Aldi said 761,000 new customers walked through its doors last year, helping its market share grow to a record high of 6.2%. Aldi said its strongest-performing categories last year included fresh meat and fish and its Exquisite wine range, while sales of its Mamia nappies grew by 29%, making it the UK’s second biggest-selling brand. (Business Reporter)
8. CMS, NABARRO AND OLSWANG CONSIDER POTENTIAL MEGA-MERGER
The leadership teams of CMS, Olswang and Nabarro have confirmed they are in three-way merger talks, almost 24 hours after The Lawyer broke the news. The majority of partners at the three firms were kept in the dark until this morning, first reading about the proposed mega-merger on this website.

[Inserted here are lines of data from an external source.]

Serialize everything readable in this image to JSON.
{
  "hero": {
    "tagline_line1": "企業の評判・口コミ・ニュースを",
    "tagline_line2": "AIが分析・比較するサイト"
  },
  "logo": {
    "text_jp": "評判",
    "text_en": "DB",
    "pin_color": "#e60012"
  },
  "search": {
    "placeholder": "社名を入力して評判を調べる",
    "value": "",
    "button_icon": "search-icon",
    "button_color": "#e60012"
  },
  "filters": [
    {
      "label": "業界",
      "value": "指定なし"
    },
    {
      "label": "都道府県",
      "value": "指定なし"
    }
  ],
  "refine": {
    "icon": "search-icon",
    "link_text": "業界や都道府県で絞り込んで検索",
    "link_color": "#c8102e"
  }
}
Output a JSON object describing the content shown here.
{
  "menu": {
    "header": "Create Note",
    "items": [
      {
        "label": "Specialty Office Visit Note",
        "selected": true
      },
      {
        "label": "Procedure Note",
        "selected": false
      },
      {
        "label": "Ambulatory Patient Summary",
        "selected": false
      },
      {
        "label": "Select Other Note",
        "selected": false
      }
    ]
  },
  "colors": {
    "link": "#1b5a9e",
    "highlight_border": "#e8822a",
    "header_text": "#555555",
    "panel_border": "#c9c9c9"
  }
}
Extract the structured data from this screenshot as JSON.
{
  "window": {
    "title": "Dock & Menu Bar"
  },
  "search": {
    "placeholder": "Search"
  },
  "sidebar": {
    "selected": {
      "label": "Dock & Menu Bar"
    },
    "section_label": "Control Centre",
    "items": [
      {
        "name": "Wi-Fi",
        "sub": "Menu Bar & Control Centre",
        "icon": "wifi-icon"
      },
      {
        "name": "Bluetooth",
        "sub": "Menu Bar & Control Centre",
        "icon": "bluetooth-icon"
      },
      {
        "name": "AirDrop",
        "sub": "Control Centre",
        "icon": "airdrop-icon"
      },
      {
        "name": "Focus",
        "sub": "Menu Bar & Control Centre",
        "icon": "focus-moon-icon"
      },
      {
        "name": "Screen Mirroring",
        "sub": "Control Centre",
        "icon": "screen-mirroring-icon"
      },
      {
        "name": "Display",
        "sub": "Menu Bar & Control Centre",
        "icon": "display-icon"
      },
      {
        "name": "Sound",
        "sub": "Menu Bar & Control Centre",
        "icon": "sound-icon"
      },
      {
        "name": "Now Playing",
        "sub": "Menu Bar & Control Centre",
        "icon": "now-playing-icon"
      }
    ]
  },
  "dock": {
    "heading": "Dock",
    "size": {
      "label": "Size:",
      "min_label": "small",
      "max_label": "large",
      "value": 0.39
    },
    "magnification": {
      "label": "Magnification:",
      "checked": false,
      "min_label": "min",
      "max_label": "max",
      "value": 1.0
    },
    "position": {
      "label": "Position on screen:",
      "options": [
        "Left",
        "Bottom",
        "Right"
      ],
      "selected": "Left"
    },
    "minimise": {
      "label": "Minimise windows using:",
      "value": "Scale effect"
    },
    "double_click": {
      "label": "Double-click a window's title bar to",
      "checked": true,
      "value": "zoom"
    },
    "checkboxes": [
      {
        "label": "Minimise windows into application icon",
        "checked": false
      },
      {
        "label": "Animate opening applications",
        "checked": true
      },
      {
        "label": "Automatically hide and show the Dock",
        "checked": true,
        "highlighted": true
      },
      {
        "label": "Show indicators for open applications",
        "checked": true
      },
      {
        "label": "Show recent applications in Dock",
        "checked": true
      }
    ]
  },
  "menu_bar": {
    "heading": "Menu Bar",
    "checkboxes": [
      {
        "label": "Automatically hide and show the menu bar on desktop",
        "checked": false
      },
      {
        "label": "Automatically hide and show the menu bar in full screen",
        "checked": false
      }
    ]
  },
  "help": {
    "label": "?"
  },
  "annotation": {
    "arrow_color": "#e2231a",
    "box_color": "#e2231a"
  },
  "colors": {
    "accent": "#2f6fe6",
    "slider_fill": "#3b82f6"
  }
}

In a joint statement, the firms said:
“We can confirm that the leadership of CMS, Nabarro and Olswang are in discussions about a potential combination.
The leadership consider this combination would create a differentiated, modern firm that would combine scale with an exceptional depth of sector expertise.
The combined firm would provide clients with a stronger and more global platform served by 65 offices across 36 countries, underpinned by a 250 year City heritage.
There should be no assumption as to the outcome of these discussions and we will update in due course.”
All three firms held partner meetings this morning on the subject and are expected to hold votes on the merger today. (The Lawyer)
Lawyer2b considers what happens to a firm’s future trainee solicitors after a merger. Click here for the article.
9. ARGOS TO ADD 10,000 CHRISTMAS JOBS
Argos is looking to recruit 10,000 workers for the Christmas season.The retailer wants customer advisors and stock assistants to work in its 840 Argos stores during a period of high demand for its products.
Argos also wants to employ some “Fast Track” drivers for the festive season who will be responsible for distributing Argos’ goods door-to-door.
The contracts will be for three to four months, Argos said, and some of the festive workers may be able to stay on with the company if there are vacancies at the end of that period. The temporary employees will get 10 hours of work per week at a minimum. The work itself will be “fast-paced, varied, and rewarding” Argos said.
Department store John Lewis also announced as early as August that it would be recruiting 3,500 staff to help it through the Christmas season. (City A.M)
10. MAIL NEWSPAPER GROUP TO CUT 400 JOBS
The owner of the Daily Mail and The Mail on Sunday is axing 400 jobs as it battles against plunging advertising sales. Daily Mail and General Trust (DMGT) said the staff cuts were being made group-wide as part of an overhaul under new chief executive Paul Zwillenberg, who took over at the helm on June 1.
The group is also looking at closing some offices where it has a number of sites, such as in London and New York, to slash costs under the reorganisation. It said many of the job cuts have already been made among its 10,000-strong workforce.
DMGT said the move comes in the face of “challenging market conditions” as underlying advertising revenues across its newspaper division have come under further pressure. It saw dmg media underlying ad revenues fall by 4% over the 11 months of its financial year so far, but worsen in the five weeks since August 21, tumbling by 10% as print advertising plunged by nearly a fifth.
Mr Zwillenberg, who took over from Martin Morgan on June 1, is set to give more details on the overhaul and cost-cutting plans alongside full-year results on December 1. (Business Reporter)